◆ Dataset excerpts

▬▬▬

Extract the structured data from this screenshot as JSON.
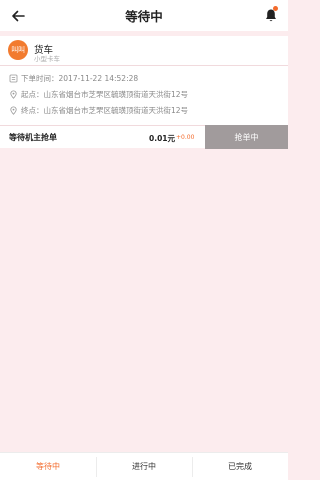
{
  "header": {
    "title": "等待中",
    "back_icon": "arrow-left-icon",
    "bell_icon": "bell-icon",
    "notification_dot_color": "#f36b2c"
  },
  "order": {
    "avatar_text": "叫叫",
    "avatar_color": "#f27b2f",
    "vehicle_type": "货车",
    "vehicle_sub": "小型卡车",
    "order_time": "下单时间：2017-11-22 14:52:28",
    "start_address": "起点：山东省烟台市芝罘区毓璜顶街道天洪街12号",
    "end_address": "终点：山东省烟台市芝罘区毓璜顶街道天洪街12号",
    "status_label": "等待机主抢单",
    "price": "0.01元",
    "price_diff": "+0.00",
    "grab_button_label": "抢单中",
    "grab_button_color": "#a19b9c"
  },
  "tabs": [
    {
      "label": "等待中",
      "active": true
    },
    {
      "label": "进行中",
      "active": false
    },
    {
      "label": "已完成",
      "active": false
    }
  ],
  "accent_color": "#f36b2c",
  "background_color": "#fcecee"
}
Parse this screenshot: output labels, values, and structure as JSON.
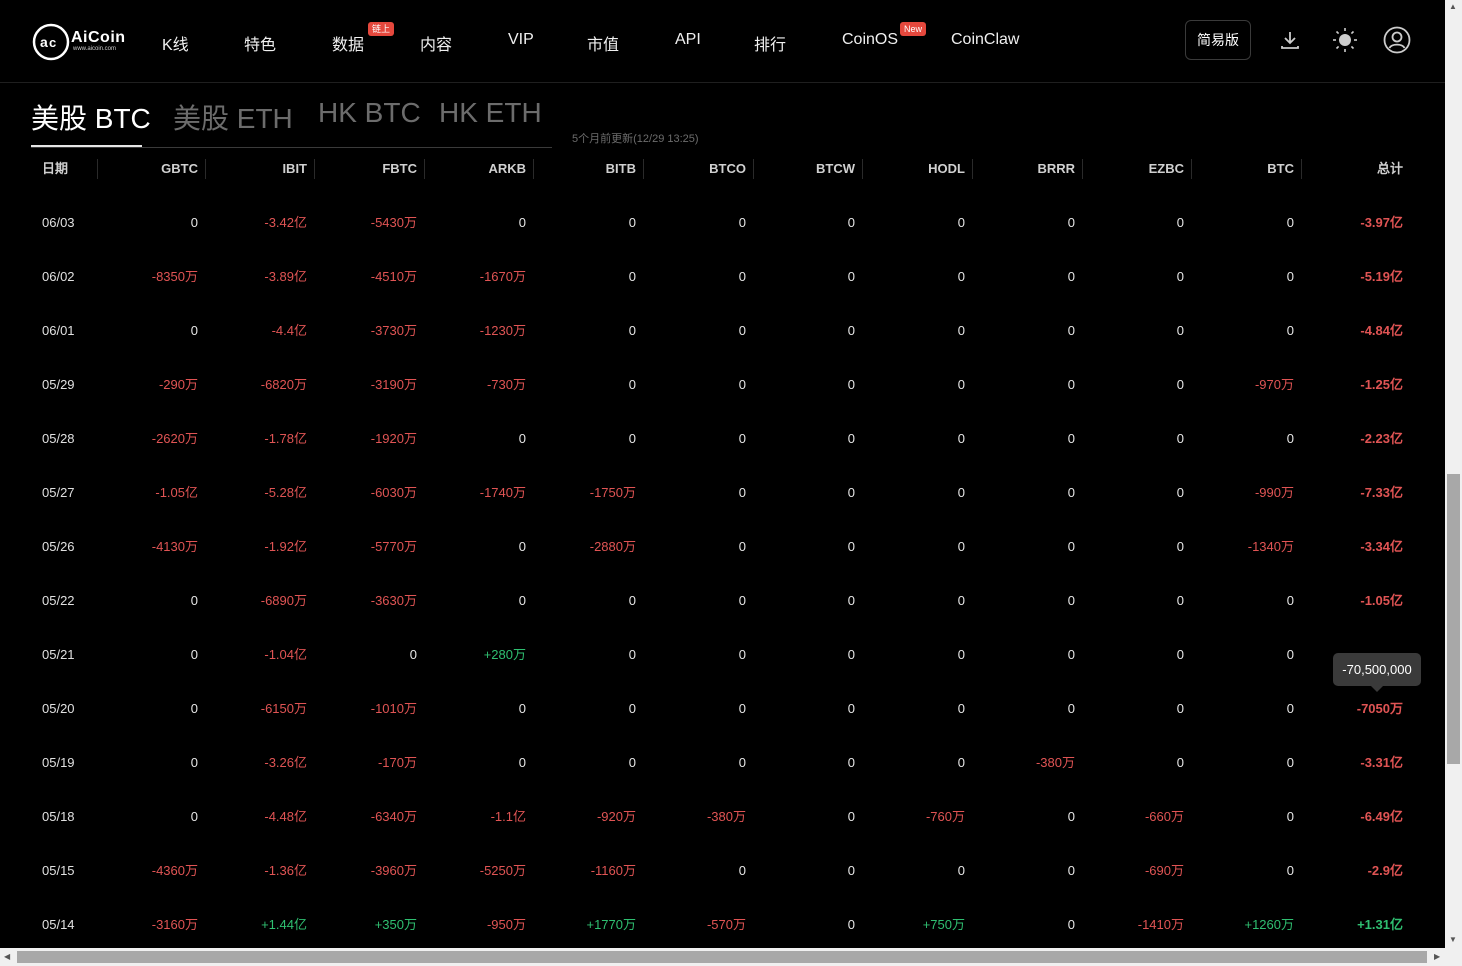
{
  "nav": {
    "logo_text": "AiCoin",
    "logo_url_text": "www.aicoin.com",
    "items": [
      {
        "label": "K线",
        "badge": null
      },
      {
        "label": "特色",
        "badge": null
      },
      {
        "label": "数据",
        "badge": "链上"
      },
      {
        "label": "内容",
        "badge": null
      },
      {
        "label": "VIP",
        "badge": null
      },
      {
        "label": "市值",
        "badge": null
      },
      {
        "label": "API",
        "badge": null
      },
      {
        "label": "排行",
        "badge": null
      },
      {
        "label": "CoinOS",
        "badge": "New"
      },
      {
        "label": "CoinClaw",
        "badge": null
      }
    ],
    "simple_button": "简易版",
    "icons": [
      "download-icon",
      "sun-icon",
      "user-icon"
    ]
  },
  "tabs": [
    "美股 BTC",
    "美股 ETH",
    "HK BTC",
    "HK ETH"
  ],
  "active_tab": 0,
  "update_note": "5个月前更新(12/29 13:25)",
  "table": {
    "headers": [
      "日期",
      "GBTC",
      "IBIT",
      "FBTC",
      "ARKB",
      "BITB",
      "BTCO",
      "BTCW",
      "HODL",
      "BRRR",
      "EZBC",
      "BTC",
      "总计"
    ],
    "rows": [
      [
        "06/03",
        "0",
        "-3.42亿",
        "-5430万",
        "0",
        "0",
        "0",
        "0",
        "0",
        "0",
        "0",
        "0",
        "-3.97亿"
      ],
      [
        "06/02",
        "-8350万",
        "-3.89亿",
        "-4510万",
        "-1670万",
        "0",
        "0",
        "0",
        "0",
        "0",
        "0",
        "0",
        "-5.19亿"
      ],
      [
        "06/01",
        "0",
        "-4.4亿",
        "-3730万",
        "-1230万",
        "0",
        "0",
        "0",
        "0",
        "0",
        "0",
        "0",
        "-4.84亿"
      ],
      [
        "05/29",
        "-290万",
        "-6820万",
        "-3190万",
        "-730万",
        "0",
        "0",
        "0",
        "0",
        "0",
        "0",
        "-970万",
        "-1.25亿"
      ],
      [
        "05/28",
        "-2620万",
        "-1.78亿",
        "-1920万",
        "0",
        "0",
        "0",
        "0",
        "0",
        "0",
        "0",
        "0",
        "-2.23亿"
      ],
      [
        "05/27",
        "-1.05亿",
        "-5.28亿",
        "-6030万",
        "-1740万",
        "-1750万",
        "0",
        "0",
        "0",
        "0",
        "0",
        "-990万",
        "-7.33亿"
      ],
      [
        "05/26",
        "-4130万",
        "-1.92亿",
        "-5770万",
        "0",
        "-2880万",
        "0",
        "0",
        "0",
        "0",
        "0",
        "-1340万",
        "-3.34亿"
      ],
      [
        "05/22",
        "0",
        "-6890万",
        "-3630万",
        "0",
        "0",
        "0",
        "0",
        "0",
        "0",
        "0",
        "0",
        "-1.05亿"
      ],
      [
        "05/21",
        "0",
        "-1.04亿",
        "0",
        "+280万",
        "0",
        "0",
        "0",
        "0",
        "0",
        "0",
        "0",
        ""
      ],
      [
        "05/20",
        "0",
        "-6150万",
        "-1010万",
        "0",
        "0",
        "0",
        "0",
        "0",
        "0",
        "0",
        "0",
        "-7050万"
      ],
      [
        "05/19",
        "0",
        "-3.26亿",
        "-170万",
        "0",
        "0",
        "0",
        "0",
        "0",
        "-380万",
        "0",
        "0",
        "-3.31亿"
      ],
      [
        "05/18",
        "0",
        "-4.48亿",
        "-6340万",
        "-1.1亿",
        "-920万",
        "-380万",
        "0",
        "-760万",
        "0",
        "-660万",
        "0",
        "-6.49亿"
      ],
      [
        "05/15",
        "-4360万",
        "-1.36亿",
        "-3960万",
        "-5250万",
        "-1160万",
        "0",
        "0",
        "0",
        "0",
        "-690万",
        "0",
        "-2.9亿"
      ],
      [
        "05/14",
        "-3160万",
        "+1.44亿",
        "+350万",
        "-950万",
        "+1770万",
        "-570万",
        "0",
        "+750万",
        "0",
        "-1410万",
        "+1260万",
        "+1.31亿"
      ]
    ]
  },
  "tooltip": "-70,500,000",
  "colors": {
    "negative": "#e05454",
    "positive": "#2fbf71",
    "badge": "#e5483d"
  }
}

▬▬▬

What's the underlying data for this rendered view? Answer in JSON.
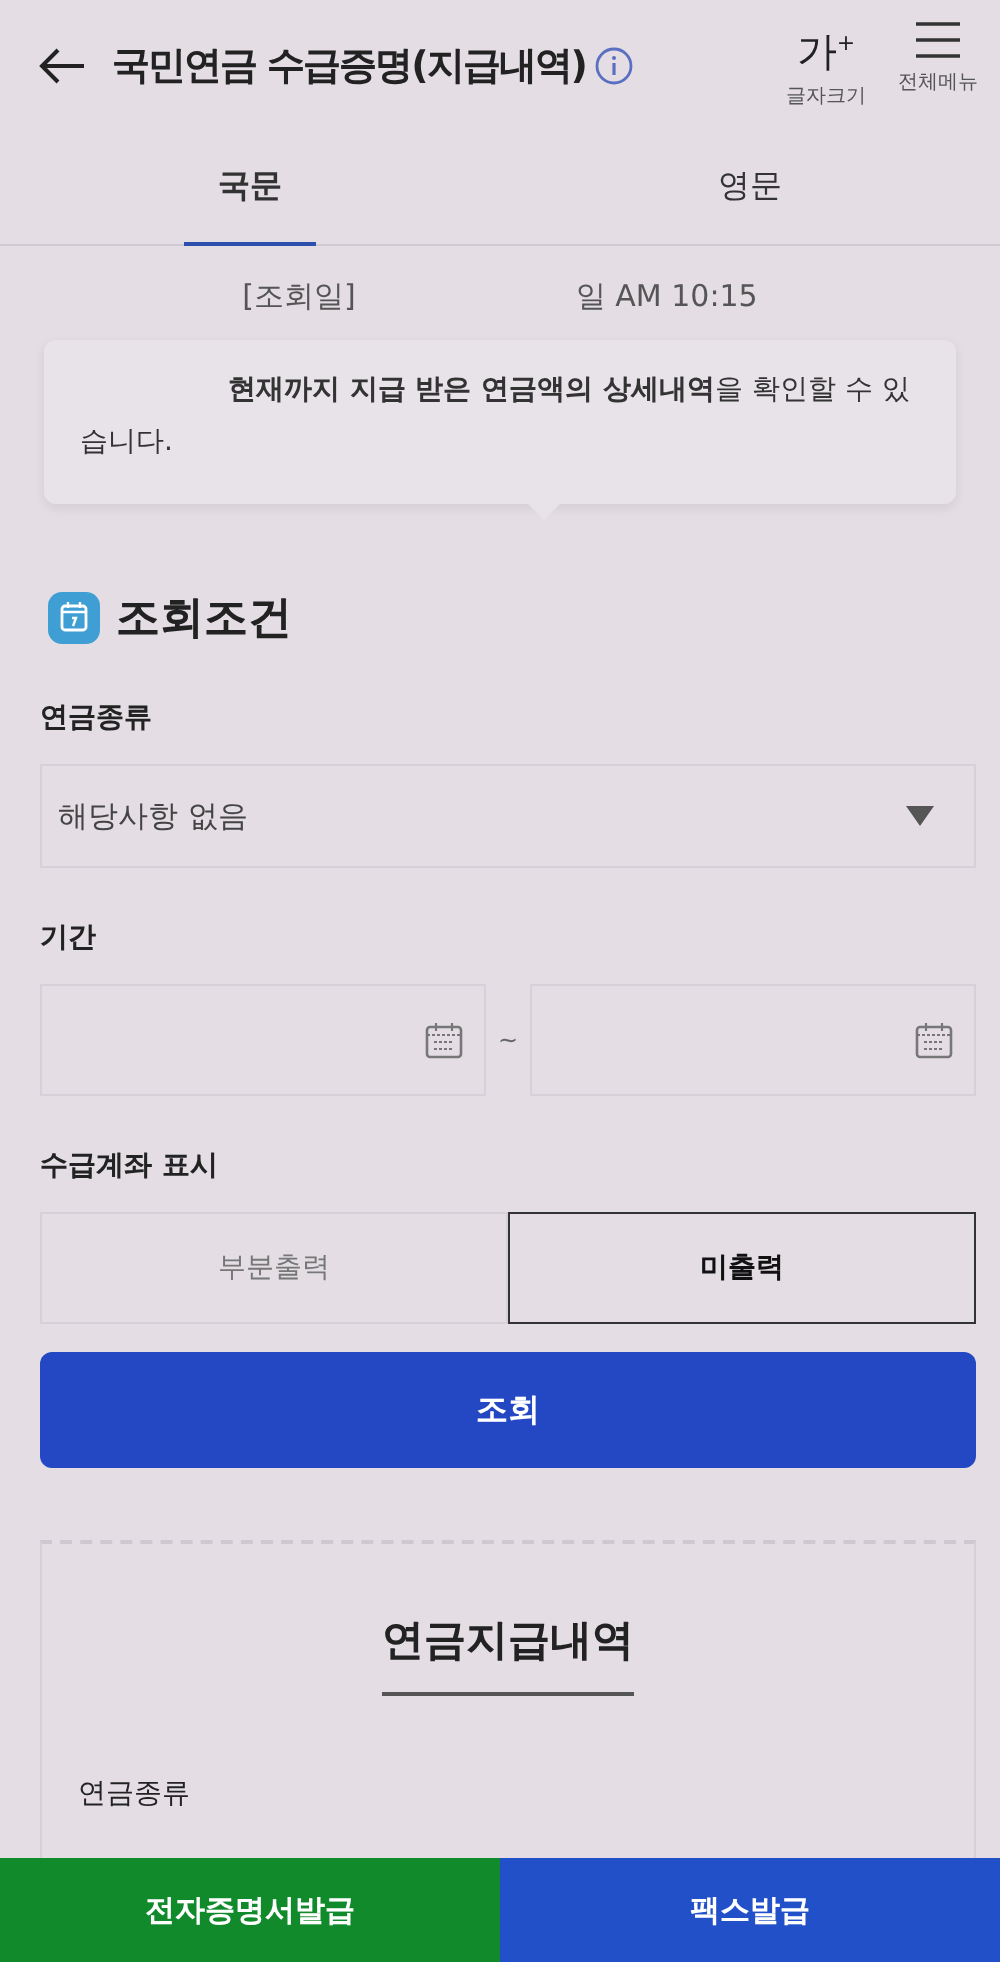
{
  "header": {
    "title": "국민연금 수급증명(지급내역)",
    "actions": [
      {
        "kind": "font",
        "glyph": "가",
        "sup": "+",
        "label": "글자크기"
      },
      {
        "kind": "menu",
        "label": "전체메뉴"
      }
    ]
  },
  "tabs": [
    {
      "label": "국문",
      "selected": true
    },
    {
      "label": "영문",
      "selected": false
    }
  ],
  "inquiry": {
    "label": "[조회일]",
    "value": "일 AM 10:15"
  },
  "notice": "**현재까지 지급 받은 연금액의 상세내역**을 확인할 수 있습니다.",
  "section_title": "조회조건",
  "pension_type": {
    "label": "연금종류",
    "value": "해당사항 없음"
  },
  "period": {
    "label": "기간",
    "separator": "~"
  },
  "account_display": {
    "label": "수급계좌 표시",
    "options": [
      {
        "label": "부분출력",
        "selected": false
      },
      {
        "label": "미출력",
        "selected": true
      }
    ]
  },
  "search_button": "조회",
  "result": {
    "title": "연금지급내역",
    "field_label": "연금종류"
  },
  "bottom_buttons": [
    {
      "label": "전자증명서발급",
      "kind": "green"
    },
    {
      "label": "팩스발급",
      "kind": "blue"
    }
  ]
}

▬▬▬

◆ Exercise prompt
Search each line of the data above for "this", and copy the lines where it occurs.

◆ Written response
Extract the structured data from this screenshot as JSON.
Parse this screenshot: output labels, values, and structure as JSON.
What's the underlying data for this rendered view? Answer in JSON.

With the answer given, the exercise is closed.